Calvinism

Calvinism (also called the Reformed tradition or Reformed Protestantism) is a major branch of Protestantism that follows the theological tradition and forms of Christian practice set down by John Calvin and other Reformation-era theologians. It emphasises the sovereignty of God and the authority of the Bible.

Statues of William Farel, John Calvin, Theodore Beza, and John Knox at the centre of the International Monument to the Reformation in Geneva, Switzerland. They were among the most influential theologians that helped develop the Reformed tradition.
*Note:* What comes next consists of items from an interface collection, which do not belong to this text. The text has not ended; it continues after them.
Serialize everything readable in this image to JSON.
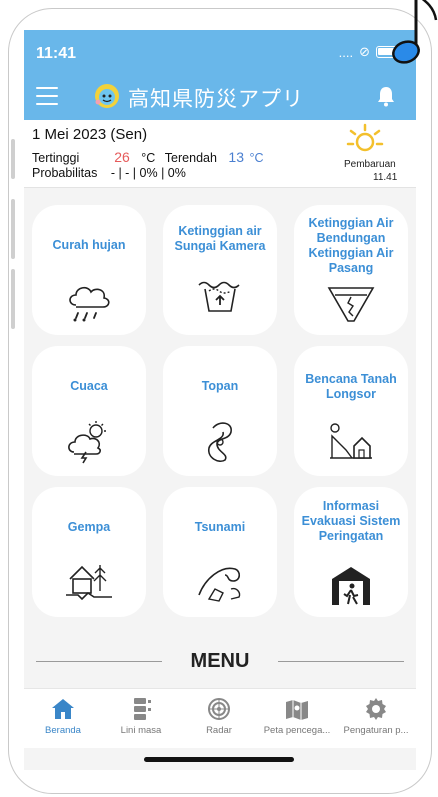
{
  "status": {
    "time": "11:41",
    "signal": "....",
    "link_glyph": "⊘"
  },
  "app": {
    "title": "高知県防災アプリ"
  },
  "weather": {
    "date": "1 Mei 2023 (Sen)",
    "high_label": "Tertinggi",
    "high_value": "26",
    "high_unit": "°C",
    "low_label": "Terendah",
    "low_value": "13",
    "low_unit": "°C",
    "prob_label": "Probabilitas",
    "prob_value": "- | - | 0% | 0%",
    "update_label": "Pembaruan",
    "update_time": "11.41"
  },
  "tiles": [
    {
      "label": "Curah hujan",
      "icon": "rain-cloud-icon"
    },
    {
      "label": "Ketinggian air Sungai Kamera",
      "icon": "river-level-icon"
    },
    {
      "label": "Ketinggian Air Bendungan Ketinggian Air Pasang",
      "icon": "dam-level-icon"
    },
    {
      "label": "Cuaca",
      "icon": "weather-storm-icon"
    },
    {
      "label": "Topan",
      "icon": "typhoon-icon"
    },
    {
      "label": "Bencana Tanah Longsor",
      "icon": "landslide-icon"
    },
    {
      "label": "Gempa",
      "icon": "earthquake-icon"
    },
    {
      "label": "Tsunami",
      "icon": "tsunami-icon"
    },
    {
      "label": "Informasi Evakuasi Sistem Peringatan",
      "icon": "evacuation-icon"
    }
  ],
  "menu": {
    "heading": "MENU"
  },
  "nav": [
    {
      "label": "Beranda",
      "icon": "home-icon",
      "active": true
    },
    {
      "label": "Lini masa",
      "icon": "timeline-icon"
    },
    {
      "label": "Radar",
      "icon": "radar-icon"
    },
    {
      "label": "Peta pencega...",
      "icon": "map-icon"
    },
    {
      "label": "Pengaturan p...",
      "icon": "gear-icon"
    }
  ],
  "colors": {
    "accent": "#69b7ea",
    "tile_text": "#3c8fd6",
    "high": "#e65b5b",
    "low": "#4a7fd0"
  }
}
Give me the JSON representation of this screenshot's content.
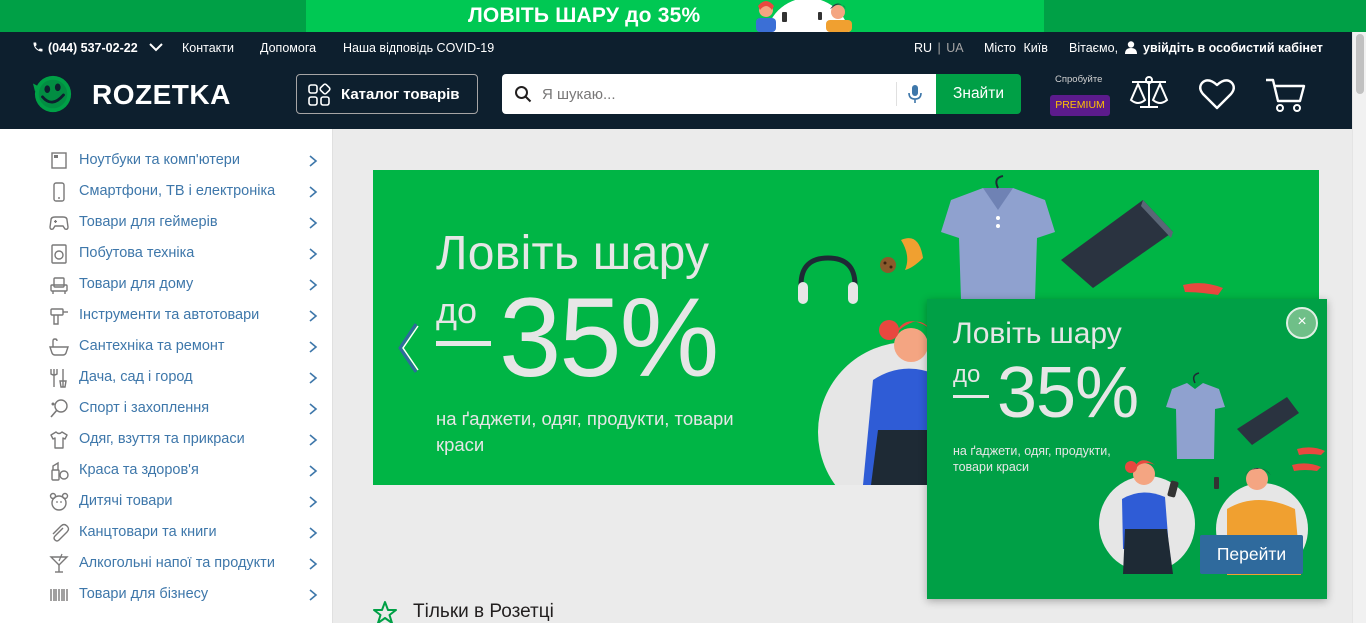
{
  "promo_strip": {
    "text": "ЛОВІТЬ ШАРУ до 35%"
  },
  "topline": {
    "phone": "(044) 537-02-22",
    "links": [
      "Контакти",
      "Допомога",
      "Наша відповідь COVID-19"
    ],
    "lang_ru": "RU",
    "lang_sep": "|",
    "lang_ua": "UA",
    "city_label": "Місто",
    "city": "Київ",
    "greeting": "Вітаємо,",
    "login": "увійдіть в особистий кабінет"
  },
  "header": {
    "logo": "ROZETKA",
    "catalog_label": "Каталог товарів",
    "search_placeholder": "Я шукаю...",
    "find_label": "Знайти",
    "premium_try": "Спробуйте",
    "premium_label": "PREMIUM"
  },
  "sidebar": {
    "items": [
      {
        "label": "Ноутбуки та комп'ютери",
        "icon": "laptop-icon"
      },
      {
        "label": "Смартфони, ТВ і електроніка",
        "icon": "smartphone-icon"
      },
      {
        "label": "Товари для геймерів",
        "icon": "gamepad-icon"
      },
      {
        "label": "Побутова техніка",
        "icon": "washing-machine-icon"
      },
      {
        "label": "Товари для дому",
        "icon": "armchair-icon"
      },
      {
        "label": "Інструменти та автотовари",
        "icon": "drill-icon"
      },
      {
        "label": "Сантехніка та ремонт",
        "icon": "bathtub-icon"
      },
      {
        "label": "Дача, сад і город",
        "icon": "garden-tools-icon"
      },
      {
        "label": "Спорт і захоплення",
        "icon": "tennis-racket-icon"
      },
      {
        "label": "Одяг, взуття та прикраси",
        "icon": "tshirt-icon"
      },
      {
        "label": "Краса та здоров'я",
        "icon": "cosmetics-icon"
      },
      {
        "label": "Дитячі товари",
        "icon": "teddy-bear-icon"
      },
      {
        "label": "Канцтовари та книги",
        "icon": "paperclip-icon"
      },
      {
        "label": "Алкогольні напої та продукти",
        "icon": "cocktail-icon"
      },
      {
        "label": "Товари для бізнесу",
        "icon": "barcode-icon"
      }
    ]
  },
  "banner": {
    "title": "Ловіть шару",
    "prefix": "до",
    "percent": "35%",
    "subtitle": "на ґаджети, одяг, продукти, товари краси"
  },
  "popup": {
    "title": "Ловіть шару",
    "prefix": "до",
    "percent": "35%",
    "subtitle": "на ґаджети, одяг, продукти, товари краси",
    "close": "×",
    "button": "Перейти"
  },
  "section": {
    "title": "Тільки в Розетці"
  },
  "colors": {
    "brand_green": "#00a046",
    "header_bg": "#0d1f2e",
    "link_blue": "#3e77aa",
    "premium_purple": "#5c1b8c"
  }
}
Calvinists broke from the Roman Catholic Church in the 16th century. Calvinists differ from Lutherans (another major branch of the Reformation) on the real presence of Christ in the Eucharist, theories of worship, the purpose and meaning of baptism, and the use of God's law for believers, among other things.[1][2] The term Calvinism can be misleading, because the religious tradition which it denotes has always been diverse, with a wide range of influences rather than a single founder; however almost all of them drew heavily from the writings of Augustine of Hippo twelve hundred years prior.[3]

The namesake of the movement, French reformer John Calvin, renounced Roman Catholicism and embraced Protestant views in the late 1520s or early 1530s, as the earliest notions of later Reformed tradition were already espoused by Huldrych Zwingli. The movement was first called Calvinism, referring to John Calvin, in the early 1550s by Lutherans who opposed it. Many within the tradition find it either an indescriptive or inappropriate term and would prefer the word Reformed to be used instead.[4][5] The most important Reformed theologians include Calvin, Zwingli, Martin Bucer, William Farel, Heinrich Bullinger, Peter Martyr Vermigli, Theodore Beza, and John Knox. In the twentieth century, Abraham Kuyper, Herman Bavinck, B. B. Warfield, J. Gresham Machen, Karl Barth, Martyn Lloyd-Jones, Cornelius Van Til, Gordon Clark, R. C. Sproul, and J. I. Packer were influential. Contemporary Reformed theologians include John MacArthur, Timothy J. Keller, David Wells, and Michael Horton.

The Reformed tradition is largely represented by the Continental Reformed, Presbyterian, Evangelical Anglican, Congregationalist, and Reformed Baptist denominational families. Several forms of ecclesiastical polity are exercised by a group of Reformed churches, including presbyterian, congregationalist, and some episcopal. The biggest Reformed association is the World Communion of Reformed Churches with more than 100 million members in 211 member denominations around the world.[6][7] There are more conservative Reformed federations such as the World Reformed Fellowship and the International Conference of Reformed Churches, as well as independent churches.